The Estonian Payment Institutions and E-money Institution Act defines e-money as monetary value that is stored on an e-money device (such as a chip card) which contains a monetary claim against the issuer, as well as fulfills all three of the following criteria:
- It is issued at face value in relation to the monetary payment received
- It functions as a payment instrument in the execution of payment transactions
- Another person besides the issuer accepts it as payment instrument
Under the Estonian Payment Institutions and E-money Institutions Act sets a limit on the amount of money that may be stored on an e-money device. Two distinct limits apply, 2500 euros per calendar year for a rechargeable e-money device and 1000 euros for a non-recharging e-money device.
E-money rules within Europe were thoroughly revised by an EU Directive (2009/110/EC) in all EU countries, by the 30th of April in 2011 as required by the aforementioned directive.
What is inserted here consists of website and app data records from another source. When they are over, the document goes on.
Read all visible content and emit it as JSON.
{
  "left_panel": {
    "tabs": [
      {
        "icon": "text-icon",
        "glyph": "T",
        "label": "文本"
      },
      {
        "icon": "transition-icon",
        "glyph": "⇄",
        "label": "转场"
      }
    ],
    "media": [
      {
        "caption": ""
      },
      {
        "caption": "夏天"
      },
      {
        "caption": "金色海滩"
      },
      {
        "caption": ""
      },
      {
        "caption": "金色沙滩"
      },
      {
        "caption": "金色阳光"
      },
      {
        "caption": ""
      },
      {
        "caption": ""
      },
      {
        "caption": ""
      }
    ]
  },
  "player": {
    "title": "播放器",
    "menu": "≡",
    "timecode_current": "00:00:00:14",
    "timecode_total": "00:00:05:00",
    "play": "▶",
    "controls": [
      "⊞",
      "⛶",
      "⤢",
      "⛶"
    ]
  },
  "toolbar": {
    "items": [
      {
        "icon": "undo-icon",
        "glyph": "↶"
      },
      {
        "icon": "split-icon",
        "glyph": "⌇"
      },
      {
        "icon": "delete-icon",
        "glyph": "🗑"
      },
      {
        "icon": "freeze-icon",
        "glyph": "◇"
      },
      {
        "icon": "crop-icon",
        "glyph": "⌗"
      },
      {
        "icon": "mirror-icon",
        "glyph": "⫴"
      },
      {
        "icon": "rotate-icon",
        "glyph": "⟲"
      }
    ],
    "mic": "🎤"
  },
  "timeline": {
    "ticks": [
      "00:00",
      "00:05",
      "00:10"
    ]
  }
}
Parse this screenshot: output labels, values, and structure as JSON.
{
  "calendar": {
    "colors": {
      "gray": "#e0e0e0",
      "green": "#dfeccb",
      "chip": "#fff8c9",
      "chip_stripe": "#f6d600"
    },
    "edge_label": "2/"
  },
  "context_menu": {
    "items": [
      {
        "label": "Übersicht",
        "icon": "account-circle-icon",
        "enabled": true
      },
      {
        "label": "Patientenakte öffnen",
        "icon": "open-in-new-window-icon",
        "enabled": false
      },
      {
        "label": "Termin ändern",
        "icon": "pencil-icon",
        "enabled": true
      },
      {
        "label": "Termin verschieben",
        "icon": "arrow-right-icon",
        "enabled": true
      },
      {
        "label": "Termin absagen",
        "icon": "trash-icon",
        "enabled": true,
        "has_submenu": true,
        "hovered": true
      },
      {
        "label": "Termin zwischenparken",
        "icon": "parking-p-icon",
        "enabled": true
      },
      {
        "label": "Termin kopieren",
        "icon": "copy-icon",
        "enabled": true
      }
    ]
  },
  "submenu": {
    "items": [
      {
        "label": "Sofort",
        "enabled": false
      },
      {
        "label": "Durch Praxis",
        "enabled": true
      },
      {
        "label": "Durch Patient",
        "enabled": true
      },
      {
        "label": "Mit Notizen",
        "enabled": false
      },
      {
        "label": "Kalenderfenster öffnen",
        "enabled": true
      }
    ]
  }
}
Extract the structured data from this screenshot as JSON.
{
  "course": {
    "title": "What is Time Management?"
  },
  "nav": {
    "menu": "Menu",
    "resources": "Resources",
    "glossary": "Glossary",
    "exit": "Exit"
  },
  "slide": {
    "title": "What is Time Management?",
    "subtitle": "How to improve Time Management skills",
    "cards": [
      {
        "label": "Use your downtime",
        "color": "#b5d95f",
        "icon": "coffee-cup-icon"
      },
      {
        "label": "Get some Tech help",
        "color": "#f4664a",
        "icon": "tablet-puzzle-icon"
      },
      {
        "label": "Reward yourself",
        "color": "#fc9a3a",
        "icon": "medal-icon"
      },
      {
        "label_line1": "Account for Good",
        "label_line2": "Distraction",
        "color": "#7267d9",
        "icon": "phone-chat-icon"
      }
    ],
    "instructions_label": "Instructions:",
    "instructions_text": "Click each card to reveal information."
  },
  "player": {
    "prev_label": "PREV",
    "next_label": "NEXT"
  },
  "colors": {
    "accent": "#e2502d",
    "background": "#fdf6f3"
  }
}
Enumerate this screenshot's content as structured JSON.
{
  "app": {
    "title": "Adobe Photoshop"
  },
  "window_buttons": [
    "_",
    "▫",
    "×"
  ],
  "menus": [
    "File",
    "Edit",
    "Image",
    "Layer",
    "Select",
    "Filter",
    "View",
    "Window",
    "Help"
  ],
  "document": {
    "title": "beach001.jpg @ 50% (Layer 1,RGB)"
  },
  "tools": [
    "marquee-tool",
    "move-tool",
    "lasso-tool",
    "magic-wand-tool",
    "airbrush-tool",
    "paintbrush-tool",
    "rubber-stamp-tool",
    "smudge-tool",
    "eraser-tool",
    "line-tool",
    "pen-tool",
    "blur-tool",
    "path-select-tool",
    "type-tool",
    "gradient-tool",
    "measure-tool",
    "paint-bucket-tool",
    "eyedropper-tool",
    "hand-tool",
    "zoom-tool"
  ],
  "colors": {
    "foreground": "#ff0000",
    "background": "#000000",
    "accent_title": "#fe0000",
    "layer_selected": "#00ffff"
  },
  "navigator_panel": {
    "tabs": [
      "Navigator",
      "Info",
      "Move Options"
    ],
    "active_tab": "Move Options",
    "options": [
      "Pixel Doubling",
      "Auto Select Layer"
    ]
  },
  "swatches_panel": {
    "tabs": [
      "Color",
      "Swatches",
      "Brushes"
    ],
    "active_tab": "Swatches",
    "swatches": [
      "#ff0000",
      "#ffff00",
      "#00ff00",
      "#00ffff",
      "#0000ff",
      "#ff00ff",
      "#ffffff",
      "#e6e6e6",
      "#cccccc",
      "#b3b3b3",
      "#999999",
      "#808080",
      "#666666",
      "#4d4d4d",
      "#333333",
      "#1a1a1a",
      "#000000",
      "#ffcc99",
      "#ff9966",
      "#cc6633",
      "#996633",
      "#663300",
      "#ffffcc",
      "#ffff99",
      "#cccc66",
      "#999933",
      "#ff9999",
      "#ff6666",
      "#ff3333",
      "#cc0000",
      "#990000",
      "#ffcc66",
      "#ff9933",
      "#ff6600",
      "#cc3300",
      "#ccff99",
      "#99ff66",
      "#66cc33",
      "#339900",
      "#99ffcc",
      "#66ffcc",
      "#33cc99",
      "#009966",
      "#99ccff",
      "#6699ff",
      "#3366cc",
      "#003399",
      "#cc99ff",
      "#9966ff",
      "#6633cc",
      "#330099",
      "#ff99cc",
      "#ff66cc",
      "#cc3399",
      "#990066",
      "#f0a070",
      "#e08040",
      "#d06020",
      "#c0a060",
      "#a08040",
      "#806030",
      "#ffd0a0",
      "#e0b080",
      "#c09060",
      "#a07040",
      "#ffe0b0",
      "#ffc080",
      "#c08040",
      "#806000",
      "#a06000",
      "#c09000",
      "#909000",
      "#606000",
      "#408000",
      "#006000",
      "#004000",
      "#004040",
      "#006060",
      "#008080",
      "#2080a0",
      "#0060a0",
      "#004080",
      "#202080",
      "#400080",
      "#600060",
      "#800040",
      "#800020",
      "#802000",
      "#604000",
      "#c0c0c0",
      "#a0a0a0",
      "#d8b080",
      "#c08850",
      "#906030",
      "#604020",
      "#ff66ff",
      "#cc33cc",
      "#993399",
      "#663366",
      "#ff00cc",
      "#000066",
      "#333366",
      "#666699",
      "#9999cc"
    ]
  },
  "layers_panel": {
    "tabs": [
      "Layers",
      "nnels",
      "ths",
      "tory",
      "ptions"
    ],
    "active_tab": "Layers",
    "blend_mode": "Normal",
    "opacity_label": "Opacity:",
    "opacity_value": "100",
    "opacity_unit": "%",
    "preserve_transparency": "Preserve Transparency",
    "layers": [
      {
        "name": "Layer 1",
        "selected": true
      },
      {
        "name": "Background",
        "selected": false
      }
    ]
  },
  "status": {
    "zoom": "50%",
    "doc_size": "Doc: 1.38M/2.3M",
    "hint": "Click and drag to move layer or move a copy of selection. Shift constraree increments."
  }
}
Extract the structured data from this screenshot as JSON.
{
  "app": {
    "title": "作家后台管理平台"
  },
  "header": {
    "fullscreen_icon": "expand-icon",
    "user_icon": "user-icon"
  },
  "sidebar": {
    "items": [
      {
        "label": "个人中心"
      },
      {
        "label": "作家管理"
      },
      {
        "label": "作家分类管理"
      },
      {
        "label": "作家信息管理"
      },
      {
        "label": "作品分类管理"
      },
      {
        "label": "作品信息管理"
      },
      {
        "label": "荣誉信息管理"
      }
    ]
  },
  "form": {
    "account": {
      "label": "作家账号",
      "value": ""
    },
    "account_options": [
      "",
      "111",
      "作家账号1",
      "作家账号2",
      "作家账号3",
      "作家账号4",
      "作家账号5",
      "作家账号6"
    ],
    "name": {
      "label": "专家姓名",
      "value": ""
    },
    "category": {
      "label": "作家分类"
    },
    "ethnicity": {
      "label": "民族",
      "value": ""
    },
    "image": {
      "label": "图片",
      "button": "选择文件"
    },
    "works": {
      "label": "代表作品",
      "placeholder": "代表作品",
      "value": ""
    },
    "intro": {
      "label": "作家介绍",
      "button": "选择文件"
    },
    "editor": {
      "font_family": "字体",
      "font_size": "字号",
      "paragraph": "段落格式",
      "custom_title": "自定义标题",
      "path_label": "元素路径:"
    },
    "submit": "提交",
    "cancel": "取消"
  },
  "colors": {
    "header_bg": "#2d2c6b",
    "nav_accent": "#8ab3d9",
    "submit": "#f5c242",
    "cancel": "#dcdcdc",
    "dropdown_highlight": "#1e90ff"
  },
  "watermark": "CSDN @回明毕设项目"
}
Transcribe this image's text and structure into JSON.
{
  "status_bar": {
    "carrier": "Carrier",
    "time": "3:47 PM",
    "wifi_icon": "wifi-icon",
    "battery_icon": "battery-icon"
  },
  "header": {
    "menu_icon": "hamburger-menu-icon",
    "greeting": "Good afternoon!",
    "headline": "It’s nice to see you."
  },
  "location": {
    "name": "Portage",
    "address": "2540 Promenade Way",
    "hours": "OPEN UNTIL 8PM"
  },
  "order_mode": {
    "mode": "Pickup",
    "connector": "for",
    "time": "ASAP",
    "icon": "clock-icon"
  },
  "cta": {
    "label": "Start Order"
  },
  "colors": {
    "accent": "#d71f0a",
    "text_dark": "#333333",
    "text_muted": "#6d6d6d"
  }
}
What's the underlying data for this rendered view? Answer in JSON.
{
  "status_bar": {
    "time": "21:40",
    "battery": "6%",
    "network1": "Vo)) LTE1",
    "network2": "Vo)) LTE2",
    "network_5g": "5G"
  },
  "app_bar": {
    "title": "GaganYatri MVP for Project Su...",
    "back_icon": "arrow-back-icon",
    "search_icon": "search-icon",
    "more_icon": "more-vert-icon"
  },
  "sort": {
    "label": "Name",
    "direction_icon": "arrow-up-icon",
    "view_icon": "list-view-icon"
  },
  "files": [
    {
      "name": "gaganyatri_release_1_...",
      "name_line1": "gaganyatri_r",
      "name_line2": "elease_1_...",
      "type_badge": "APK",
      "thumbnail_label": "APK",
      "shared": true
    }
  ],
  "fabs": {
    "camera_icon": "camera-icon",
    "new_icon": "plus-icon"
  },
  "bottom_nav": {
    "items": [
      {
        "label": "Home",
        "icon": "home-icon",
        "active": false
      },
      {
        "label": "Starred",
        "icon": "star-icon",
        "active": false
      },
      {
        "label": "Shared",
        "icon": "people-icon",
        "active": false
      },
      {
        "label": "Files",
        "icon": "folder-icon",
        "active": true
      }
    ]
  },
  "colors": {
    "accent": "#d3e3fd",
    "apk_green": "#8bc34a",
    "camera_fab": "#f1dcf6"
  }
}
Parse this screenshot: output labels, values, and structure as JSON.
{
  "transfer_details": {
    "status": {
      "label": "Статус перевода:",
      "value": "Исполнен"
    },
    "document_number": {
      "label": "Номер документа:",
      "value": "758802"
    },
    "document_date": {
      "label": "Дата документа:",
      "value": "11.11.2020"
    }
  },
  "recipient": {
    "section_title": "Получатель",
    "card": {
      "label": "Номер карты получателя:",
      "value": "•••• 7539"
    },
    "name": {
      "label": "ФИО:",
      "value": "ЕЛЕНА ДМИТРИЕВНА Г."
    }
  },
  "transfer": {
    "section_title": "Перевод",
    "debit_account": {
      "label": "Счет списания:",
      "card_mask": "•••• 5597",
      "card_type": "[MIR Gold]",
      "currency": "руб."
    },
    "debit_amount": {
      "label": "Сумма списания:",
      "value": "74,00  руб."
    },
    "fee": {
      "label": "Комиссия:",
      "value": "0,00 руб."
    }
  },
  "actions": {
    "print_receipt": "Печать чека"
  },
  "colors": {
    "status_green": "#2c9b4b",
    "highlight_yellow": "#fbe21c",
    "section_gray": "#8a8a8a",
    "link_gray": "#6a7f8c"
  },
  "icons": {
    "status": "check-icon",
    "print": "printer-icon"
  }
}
Consequently, the Estonian Payment Institutions and E-money Institutions Act which entered into force on the 3rd of March in 2010 has been amended to meet the requirements of the new EU directive.
E-money institution regulation in Estonia
Under Estonian legislation, e-money institutions are primarily regulated by the Payment Institutions and e-money Institutions Act. An E-money Institution may be a private or public limited company in Estonia that has a permanent activity of issuing e-money in its name. Furthermore, e-money institutes have the exclusive right to use the word combination of electronic money institution (“e-raha asutus”) or an equivalent in a foreign language in their business names.
E-money institution control in Estonia
The Payment Institutions and e-money Institutions Act requires e-money institutions to have an activity license which is granted by the Financial Supervision Authority. In addition to e-money institutions, the Financial Supervision Authority conducts supervision in the state’s name over a multitude of institutions such as banks, investment firms and insurance intermediaries.
In the case of e-money institutions, the Financial Supervision Authority grants an activity license for an undetermined period of time, moreover, the activity license may not be transferred to another person. Furthermore, in the case of mergers, an e-money institutions may only merge with another e-money institute, and should a new e-money institute be founded by the merger of two e-money institutes, the newly founded e-money institute must apply for an activity license.